TASK OBJECTIVE - Your task is to copy every line of the entries that holds the word "Repeater".

# # # # #

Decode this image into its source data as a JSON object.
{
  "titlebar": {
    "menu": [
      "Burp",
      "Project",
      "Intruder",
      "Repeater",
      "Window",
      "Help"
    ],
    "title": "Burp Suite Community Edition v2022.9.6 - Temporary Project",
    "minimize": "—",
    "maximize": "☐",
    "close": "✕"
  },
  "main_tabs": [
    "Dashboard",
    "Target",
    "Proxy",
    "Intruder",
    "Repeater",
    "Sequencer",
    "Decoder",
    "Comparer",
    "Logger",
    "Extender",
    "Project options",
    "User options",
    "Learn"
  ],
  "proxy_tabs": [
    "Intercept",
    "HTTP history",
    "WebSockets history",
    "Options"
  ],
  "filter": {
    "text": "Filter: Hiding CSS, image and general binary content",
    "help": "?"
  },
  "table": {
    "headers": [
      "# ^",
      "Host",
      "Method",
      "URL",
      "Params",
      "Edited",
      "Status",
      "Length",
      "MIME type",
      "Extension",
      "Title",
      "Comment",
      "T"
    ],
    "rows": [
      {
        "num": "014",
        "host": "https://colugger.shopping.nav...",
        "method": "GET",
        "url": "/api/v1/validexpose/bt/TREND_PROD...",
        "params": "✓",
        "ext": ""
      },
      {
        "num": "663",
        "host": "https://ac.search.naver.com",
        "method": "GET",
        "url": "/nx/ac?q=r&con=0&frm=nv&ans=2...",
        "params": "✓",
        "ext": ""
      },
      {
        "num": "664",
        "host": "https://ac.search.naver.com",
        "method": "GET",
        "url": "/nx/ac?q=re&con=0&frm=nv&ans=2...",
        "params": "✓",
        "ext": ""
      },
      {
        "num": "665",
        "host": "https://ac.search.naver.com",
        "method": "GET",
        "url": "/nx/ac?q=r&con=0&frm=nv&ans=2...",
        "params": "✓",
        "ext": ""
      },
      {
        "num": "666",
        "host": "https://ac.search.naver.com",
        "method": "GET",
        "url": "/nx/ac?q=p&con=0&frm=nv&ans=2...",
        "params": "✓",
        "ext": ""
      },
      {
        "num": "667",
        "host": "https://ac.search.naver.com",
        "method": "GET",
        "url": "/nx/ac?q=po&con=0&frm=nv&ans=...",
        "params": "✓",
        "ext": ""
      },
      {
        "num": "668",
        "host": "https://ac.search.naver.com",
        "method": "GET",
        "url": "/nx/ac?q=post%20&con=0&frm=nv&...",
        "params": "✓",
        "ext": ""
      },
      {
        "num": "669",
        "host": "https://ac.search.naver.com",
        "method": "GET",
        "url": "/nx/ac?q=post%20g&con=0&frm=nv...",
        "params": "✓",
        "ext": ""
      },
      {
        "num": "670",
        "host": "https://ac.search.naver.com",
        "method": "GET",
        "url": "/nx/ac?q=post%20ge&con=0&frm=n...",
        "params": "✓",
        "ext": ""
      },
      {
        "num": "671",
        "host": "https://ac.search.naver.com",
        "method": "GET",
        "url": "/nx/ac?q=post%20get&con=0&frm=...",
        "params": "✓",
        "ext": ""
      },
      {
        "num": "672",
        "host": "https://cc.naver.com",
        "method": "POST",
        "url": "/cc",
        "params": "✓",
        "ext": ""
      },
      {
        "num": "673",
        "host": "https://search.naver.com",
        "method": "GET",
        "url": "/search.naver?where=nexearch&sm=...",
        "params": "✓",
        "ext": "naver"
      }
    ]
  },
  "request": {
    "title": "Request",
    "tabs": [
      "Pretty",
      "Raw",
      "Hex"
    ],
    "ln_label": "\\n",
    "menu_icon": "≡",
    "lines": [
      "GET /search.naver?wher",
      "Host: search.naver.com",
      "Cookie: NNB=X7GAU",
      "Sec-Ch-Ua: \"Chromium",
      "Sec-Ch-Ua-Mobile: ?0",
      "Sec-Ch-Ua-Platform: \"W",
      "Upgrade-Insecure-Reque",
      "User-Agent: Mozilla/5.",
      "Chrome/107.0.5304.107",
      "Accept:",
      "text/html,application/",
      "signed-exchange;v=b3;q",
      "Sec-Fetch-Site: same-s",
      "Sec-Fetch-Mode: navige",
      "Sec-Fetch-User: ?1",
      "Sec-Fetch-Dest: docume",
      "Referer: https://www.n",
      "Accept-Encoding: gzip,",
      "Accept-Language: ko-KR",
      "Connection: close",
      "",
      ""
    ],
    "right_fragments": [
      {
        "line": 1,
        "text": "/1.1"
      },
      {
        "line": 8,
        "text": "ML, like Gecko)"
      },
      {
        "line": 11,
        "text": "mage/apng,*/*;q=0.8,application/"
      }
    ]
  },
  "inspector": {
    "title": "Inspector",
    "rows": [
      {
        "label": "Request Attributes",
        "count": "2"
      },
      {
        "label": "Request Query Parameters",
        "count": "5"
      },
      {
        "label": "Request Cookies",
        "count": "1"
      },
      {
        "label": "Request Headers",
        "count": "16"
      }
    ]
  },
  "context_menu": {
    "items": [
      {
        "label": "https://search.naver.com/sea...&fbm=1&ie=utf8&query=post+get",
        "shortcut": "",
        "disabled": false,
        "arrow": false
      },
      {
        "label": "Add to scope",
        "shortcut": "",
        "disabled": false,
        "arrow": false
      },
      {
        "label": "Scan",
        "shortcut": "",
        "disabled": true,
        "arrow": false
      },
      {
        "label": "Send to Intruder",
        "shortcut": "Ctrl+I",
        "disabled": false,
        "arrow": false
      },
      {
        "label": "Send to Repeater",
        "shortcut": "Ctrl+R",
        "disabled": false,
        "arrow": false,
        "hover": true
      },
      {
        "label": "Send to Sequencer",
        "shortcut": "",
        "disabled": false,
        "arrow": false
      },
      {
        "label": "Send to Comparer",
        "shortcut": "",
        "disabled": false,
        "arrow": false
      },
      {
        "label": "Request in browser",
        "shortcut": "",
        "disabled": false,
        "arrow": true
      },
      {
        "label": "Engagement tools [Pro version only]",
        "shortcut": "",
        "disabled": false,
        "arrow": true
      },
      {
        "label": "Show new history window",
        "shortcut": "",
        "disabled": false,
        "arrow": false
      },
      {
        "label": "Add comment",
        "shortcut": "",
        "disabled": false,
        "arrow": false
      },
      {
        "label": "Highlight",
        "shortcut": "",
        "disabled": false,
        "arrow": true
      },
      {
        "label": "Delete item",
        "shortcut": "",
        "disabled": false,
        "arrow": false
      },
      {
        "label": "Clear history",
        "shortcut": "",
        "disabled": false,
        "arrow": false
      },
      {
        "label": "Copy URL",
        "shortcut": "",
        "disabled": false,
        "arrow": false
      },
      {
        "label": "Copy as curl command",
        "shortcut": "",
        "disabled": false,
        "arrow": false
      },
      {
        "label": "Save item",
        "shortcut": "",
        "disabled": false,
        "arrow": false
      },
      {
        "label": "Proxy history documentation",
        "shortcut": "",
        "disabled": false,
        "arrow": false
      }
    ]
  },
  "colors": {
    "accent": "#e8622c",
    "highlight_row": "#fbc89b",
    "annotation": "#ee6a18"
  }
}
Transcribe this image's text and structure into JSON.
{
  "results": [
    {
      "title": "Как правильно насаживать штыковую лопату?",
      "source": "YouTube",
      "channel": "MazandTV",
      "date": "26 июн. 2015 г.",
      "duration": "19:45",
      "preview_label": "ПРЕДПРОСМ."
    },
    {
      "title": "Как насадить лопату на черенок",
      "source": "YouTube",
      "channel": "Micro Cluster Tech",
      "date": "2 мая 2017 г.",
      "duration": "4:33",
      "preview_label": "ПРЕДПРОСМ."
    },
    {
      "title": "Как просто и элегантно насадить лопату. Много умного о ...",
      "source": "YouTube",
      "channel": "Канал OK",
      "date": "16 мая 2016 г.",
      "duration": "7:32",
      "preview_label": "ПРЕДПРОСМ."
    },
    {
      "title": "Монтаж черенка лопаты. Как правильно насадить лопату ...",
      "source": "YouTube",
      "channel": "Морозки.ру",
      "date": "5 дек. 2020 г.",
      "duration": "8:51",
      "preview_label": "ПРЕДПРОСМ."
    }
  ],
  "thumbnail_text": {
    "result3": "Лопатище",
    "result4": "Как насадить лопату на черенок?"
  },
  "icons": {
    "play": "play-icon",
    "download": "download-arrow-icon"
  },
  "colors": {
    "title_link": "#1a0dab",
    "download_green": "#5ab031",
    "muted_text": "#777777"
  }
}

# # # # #

SOLVED EXERCISE -
      "Repeater",
    "Repeater",
        "label": "Send to Repeater",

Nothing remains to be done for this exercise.